Work instructions:
Keep the pictures out, please, and set down every record exactly.

Available data:
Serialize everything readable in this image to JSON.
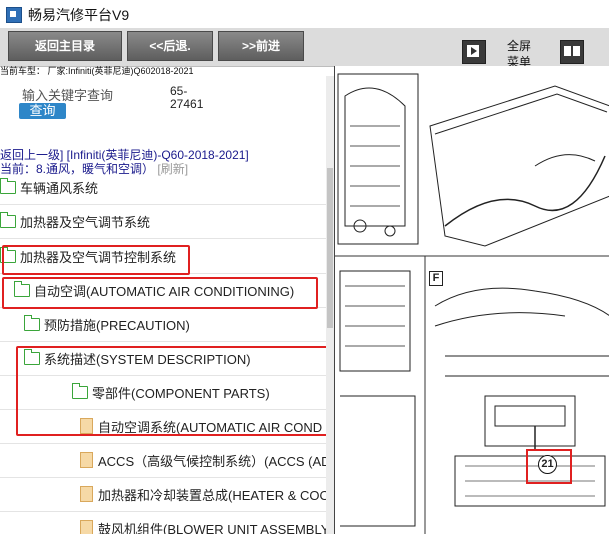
{
  "window": {
    "title": "畅易汽修平台V9"
  },
  "toolbar": {
    "back_home": "返回主目录",
    "back": "<<后退.",
    "forward": ">>前进",
    "fullscreen_line1": "全屏",
    "fullscreen_line2": "菜单"
  },
  "car": {
    "info": "当前车型： 厂家:Infiniti(英菲尼迪)Q602018-2021"
  },
  "search": {
    "label": "输入关键字查询",
    "button": "查询",
    "code_line1": "65-",
    "code_line2": "27461"
  },
  "breadcrumb": {
    "up": "返回上一级]",
    "path": " [Infiniti(英菲尼迪)-Q60-2018-2021]",
    "current": "当前：8.通风，暖气和空调）",
    "refresh": "[刷新]"
  },
  "tree": [
    {
      "label": "车辆通风系统",
      "type": "folder"
    },
    {
      "label": "加热器及空气调节系统",
      "type": "folder"
    },
    {
      "label": "加热器及空气调节控制系统",
      "type": "folder"
    },
    {
      "label": "自动空调(AUTOMATIC AIR CONDITIONING)",
      "type": "folder"
    },
    {
      "label": "预防措施(PRECAUTION)",
      "type": "folder"
    },
    {
      "label": "系统描述(SYSTEM DESCRIPTION)",
      "type": "folder"
    },
    {
      "label": "零部件(COMPONENT PARTS)",
      "type": "folder"
    },
    {
      "label": "自动空调系统(AUTOMATIC AIR COND",
      "type": "doc"
    },
    {
      "label": "ACCS（高级气候控制系统）(ACCS (AD",
      "type": "doc"
    },
    {
      "label": "加热器和冷却装置总成(HEATER & COO",
      "type": "doc"
    },
    {
      "label": "鼓风机组件(BLOWER UNIT ASSEMBLY",
      "type": "doc"
    }
  ],
  "diagram": {
    "section_label": "F",
    "callout": "21"
  },
  "colors": {
    "highlight": "#e02020",
    "folder": "#3aa53a",
    "button": "#2e86c8"
  }
}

Answer to this exercise:
Serialize everything readable in this image to JSON.
{
  "window": {
    "title": "畅易汽修平台V9"
  },
  "toolbar": {
    "back_home": "返回主目录",
    "back": "<<后退.",
    "forward": ">>前进",
    "fullscreen_line1": "全屏",
    "fullscreen_line2": "菜单"
  },
  "car": {
    "info": "当前车型： 厂家:Infiniti(英菲尼迪)Q602018-2021"
  },
  "search": {
    "label": "输入关键字查询",
    "button": "查询",
    "code_line1": "65-",
    "code_line2": "27461"
  },
  "breadcrumb": {
    "up": "返回上一级]",
    "path": " [Infiniti(英菲尼迪)-Q60-2018-2021]",
    "current": "当前：8.通风，暖气和空调）",
    "refresh": "[刷新]"
  },
  "tree": [
    {
      "label": "车辆通风系统",
      "type": "folder"
    },
    {
      "label": "加热器及空气调节系统",
      "type": "folder"
    },
    {
      "label": "加热器及空气调节控制系统",
      "type": "folder"
    },
    {
      "label": "自动空调(AUTOMATIC AIR CONDITIONING)",
      "type": "folder"
    },
    {
      "label": "预防措施(PRECAUTION)",
      "type": "folder"
    },
    {
      "label": "系统描述(SYSTEM DESCRIPTION)",
      "type": "folder"
    },
    {
      "label": "零部件(COMPONENT PARTS)",
      "type": "folder"
    },
    {
      "label": "自动空调系统(AUTOMATIC AIR COND",
      "type": "doc"
    },
    {
      "label": "ACCS（高级气候控制系统）(ACCS (AD",
      "type": "doc"
    },
    {
      "label": "加热器和冷却装置总成(HEATER & COO",
      "type": "doc"
    },
    {
      "label": "鼓风机组件(BLOWER UNIT ASSEMBLY",
      "type": "doc"
    }
  ],
  "diagram": {
    "section_label": "F",
    "callout": "21"
  },
  "colors": {
    "highlight": "#e02020",
    "folder": "#3aa53a",
    "button": "#2e86c8"
  }
}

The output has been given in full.